## Available data
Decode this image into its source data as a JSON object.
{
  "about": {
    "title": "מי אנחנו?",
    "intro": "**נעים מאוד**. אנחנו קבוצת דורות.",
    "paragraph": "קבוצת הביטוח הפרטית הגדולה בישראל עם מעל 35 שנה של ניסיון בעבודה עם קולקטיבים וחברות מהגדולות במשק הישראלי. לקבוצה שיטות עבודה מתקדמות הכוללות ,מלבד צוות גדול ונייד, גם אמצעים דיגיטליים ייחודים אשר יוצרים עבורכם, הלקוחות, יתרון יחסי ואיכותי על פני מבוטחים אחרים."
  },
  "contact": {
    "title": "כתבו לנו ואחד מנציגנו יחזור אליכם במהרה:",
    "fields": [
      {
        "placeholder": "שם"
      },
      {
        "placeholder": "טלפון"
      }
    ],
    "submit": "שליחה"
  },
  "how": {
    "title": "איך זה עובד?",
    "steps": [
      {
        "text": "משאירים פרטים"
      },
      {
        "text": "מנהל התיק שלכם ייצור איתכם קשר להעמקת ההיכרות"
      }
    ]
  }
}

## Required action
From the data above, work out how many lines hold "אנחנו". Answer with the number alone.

## Output below
2